Another story is that they are selling magazine subscriptions that will be sent to military personnel in Iraq, said Sgt. Tom Lorenz.
Legitimate solicitors operating in Glendale are required to get a permit from the city clerk’s office.
“When [organizations or individuals] apply for a permit they don’t just walk in and pay for it. The [completed] application comes to the police department. It passes over my desk,” Lorenz said.
He reviews the permit to determine if those who are applying are a possible threat to the community.
“We take solicitors very seriously in Glendale,” he added.
Officials said that those who are illegally soliciting might do so not only to collect money from residents but also to gain knowledge of a homeowner’s property like unattended vehicles or homes.
On Feb. 17 in the 2200 block of Richey Drive in La Cañada Flintridge, a homeowner reported his cellphone had been stolen from his front porch after it was delivered by a mail service.

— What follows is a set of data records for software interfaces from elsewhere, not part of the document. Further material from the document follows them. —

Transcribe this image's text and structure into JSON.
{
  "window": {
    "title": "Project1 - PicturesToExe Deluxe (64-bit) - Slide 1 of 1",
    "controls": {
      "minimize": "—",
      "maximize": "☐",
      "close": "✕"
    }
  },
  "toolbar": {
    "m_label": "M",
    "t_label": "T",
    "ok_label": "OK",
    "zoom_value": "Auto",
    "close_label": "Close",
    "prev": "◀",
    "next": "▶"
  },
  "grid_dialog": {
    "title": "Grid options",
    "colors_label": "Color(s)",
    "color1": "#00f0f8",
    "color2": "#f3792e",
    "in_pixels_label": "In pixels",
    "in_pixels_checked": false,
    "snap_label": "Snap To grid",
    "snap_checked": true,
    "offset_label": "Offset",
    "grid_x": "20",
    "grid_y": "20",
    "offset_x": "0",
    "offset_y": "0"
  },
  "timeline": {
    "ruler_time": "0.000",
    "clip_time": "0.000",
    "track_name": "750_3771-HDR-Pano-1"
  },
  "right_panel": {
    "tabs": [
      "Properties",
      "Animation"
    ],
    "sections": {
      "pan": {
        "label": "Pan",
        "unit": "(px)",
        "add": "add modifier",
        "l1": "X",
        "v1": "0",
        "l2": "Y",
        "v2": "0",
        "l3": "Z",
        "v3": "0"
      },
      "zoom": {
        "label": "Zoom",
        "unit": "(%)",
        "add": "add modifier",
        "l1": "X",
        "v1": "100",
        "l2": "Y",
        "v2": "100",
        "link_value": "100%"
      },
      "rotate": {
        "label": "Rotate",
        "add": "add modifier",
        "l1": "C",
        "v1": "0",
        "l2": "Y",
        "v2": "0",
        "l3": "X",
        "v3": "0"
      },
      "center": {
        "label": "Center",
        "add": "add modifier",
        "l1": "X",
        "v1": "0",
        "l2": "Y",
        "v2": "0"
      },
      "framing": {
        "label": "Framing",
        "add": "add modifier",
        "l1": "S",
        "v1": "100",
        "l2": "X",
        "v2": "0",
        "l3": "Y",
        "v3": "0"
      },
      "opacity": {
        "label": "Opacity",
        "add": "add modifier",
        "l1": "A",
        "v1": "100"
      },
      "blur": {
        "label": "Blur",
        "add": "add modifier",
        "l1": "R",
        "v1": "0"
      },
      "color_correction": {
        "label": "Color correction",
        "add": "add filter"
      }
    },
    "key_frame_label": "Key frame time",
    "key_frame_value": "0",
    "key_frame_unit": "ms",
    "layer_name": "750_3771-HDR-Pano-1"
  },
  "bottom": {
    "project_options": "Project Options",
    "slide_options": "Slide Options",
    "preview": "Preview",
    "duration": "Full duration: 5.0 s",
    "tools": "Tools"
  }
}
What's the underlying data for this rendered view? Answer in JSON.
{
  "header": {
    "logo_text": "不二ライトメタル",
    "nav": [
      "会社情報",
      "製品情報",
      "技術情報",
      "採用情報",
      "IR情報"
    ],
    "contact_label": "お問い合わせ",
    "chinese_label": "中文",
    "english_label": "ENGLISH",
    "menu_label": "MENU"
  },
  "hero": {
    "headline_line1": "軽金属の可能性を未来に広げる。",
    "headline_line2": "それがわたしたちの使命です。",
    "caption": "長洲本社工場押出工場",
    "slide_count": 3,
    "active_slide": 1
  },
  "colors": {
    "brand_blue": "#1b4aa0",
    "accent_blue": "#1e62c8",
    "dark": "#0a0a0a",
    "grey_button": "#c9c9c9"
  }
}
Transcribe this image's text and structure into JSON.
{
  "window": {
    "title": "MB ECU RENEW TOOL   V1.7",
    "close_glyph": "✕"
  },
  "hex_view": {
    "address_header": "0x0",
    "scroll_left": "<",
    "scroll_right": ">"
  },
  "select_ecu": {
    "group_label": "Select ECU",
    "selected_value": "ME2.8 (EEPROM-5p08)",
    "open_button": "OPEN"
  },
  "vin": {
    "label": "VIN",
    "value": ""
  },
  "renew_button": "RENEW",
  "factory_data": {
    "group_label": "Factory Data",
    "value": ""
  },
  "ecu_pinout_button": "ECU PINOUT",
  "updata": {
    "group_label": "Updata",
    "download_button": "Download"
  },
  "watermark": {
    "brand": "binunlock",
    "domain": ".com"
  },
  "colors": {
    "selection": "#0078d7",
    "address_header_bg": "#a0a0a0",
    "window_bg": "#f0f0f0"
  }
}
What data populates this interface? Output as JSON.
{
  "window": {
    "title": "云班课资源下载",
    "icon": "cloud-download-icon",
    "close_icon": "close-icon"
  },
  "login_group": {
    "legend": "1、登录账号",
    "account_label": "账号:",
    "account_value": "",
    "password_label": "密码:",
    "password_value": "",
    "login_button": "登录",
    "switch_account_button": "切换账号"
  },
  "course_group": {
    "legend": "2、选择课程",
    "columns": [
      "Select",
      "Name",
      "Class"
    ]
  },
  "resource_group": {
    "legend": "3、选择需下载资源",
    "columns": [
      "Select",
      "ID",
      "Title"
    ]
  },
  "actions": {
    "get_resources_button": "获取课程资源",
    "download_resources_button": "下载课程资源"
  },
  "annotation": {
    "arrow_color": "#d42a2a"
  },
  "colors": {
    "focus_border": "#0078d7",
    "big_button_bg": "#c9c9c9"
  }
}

The homeowner had a surveillance camera that captured two men as they walked up to his door and knocked. They picked up the package, put it down and knocked on the door again. When no one answered, they picked up the package apparently containing the cellphone and left. At that same time a neighbor reported the same two men had come to his door selling magazines and soliciting donations for military troops.
“The men matched the description that was given to us by Glendale [police department] earlier of two men soliciting in the area,” said Sgt. Ray Harley of the CV Sheriff’s Station.
“They are con artists,” said Craig Tweedy, training agent for the Glendale Police Department.
He has spoken to several residents who have been approached by those soliciting in the area.
One of the recent arrests was of the manager of a larger group who appears to be working the area. Groups usually made up of young adults travel the country using a variety of scenarios to raise money.
“They stay at these hotel rooms in Los Angeles, a dozen or so kids all from out of state,” Tweedy said. “They are con artists.”
He added the trouble is not just that they are soliciting for organizations under false pretenses but can also victimize residents through crimes of opportunity, like the cellphone being taken.
“Also if you write a check now they have your information. They have your routing number and can clean out your bank account,” Tweedy said.
Solicitors and advertisers that leave material at homes are required to have a city permit. Religious and non-profit organizations are allowed to distribute materials with a permit but are not allowed to seek donations or sell products.
If a solicitor contacts a resident, they are advised to ask for their organization identification or a letter of introduction as well as their city permit. If they cannot provide that information, close the door.